- **Exercise instructions**
Search the records below for the string "vertical" and copy each line where it turns up.

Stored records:
────────
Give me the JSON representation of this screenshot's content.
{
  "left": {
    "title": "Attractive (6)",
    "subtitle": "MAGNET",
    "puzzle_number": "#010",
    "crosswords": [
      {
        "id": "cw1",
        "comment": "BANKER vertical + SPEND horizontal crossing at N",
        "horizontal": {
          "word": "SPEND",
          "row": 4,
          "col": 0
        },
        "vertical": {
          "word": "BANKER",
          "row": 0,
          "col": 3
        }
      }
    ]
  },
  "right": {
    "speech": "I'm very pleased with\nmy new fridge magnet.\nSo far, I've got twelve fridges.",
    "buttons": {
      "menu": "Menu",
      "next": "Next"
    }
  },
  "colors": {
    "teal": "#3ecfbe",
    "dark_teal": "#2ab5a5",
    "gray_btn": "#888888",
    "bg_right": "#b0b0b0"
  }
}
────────
- **Exercise result**
        "comment": "BANKER vertical + SPEND horizontal crossing at N",
        "vertical": {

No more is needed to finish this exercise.